1946 - 1950 Chairman
SOURCE: The Record, Friday, October 8, 1971
A Part of Teaneck Comes Home
By RON WERTHEIMER, Staff Writer
TEANECK - The threatening storm clouds which hovered overhead all morning parted as Clarence W. Brett drove his rented car up to the new park.
The 81-year-old former mayor bounded from the green sedan looking like a healthy 50 and gave a big wave. Jim Brett-that's what his friends call him-doesn't get back to town much since he retired to Scottsdale, Ariz., in 1964.
He's here for a week though, and for a good reason. Ten acres of Hackensack riverfront is about to be unveiled as Clarence W. Brett Park.
"It sorta makes a fella seem humble," he said. A few feet away front his car, workmen were preparing a sign for tomorrow's 2 p.m. ceremony.
It's a small favor from the town which Brett continues to refer to as home.I'd be lying if I didn't say this is still my home," he said. I have so many friends here, and so many memories.
Brett walked along the acreage which leads to the banks of the Hackensack River-it wasn't as clear as it was when he moved here from Massachusetts in 1918-and reminisced.
We had three or four thousand people here then," he recalled. "Where the park is, there used to be a farm. Right where we're walking now, that used to be a rhubarb patch.
"Brett spent 30 years in government in Teaneck, first as school board trustee in the 1930s, then 12 years on the Township Council. He was Mayor Brett from 1946 to 1950. The office gave him a seat on the Planning Board. He remained on the board until he left for Arizona.
He hasn't exactly been inactive in retirement either. Only last year he married for the third time.
During almost 50 years in Teaneck he saw a lot of growing, and had a hand in some of it.
"You know," he recalls, "the high school was supposed to be put up on Queen Anne Road where it meets Route 4 now. I went over to the site withmy friend Frank Sample. We had a group called the Teaneck Athletic Association. We weren't very athletic though."
"That flat ground on Queen Anne looked perfect for a sports field. We asked the town to buy the hill above the field. It was covered with pine trees.
"The pine trees are mostly gone now, and the high school ,which serves this town of 42,355 overlooks the playing field he and Frank Sample imagined.
With the exception of places like the new Brett Park, there are not too many open spaces left here anymore."You can build horizontally just so long, then you have to go vertically," Brett observes."I hate to say it, but I see high-rises coming to our town very soon."

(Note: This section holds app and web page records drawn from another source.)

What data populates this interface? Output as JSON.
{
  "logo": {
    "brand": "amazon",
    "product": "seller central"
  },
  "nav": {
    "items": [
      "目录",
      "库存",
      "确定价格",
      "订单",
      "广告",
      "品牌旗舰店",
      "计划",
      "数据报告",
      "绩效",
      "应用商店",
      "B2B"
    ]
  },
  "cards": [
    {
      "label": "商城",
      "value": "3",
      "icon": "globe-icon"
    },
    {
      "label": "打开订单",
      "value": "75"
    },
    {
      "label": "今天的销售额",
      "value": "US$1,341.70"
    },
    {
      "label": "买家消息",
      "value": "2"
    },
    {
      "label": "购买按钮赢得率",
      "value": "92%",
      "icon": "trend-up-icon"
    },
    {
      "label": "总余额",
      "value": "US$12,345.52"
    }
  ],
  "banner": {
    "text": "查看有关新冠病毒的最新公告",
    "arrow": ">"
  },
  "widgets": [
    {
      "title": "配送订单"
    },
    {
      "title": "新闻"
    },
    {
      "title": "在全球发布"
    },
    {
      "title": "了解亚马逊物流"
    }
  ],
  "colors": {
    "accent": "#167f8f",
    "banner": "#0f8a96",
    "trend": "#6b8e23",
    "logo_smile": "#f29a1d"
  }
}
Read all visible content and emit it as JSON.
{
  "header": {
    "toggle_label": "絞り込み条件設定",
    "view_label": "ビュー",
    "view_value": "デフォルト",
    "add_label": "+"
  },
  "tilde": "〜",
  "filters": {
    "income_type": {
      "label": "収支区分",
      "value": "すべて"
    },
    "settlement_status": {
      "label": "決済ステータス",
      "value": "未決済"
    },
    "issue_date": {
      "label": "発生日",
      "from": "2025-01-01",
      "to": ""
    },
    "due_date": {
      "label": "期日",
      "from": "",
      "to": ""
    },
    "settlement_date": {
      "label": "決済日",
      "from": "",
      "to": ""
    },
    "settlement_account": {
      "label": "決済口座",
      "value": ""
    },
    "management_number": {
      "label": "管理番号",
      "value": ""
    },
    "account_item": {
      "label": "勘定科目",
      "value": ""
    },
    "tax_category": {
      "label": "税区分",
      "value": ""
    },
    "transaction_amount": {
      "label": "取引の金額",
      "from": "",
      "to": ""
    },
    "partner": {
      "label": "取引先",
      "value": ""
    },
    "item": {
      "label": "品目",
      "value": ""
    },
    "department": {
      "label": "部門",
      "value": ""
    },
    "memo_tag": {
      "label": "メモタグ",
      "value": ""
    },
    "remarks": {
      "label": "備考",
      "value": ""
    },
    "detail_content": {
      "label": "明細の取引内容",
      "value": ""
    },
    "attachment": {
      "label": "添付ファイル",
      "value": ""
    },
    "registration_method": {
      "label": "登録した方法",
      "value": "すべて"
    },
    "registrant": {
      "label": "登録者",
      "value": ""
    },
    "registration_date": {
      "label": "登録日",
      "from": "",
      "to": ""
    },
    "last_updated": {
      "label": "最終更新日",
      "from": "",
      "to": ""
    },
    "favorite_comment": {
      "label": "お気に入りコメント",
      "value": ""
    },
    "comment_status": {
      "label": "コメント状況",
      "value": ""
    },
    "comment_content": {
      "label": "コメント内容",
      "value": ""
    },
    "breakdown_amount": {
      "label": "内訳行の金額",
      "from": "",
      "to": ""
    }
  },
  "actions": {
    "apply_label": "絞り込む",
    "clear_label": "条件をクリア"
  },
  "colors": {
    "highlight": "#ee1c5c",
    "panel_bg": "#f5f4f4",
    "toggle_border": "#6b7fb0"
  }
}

Looking dapper in his cranberry shirt, Brett stopped his stroll and watched the workmen preparing the sign. He walked back to his car, and you could see a little twinkle of pride in his eye. He drove off down River Road, and overhead the storm clouds started rolling back over the park.
Visit Brett Park!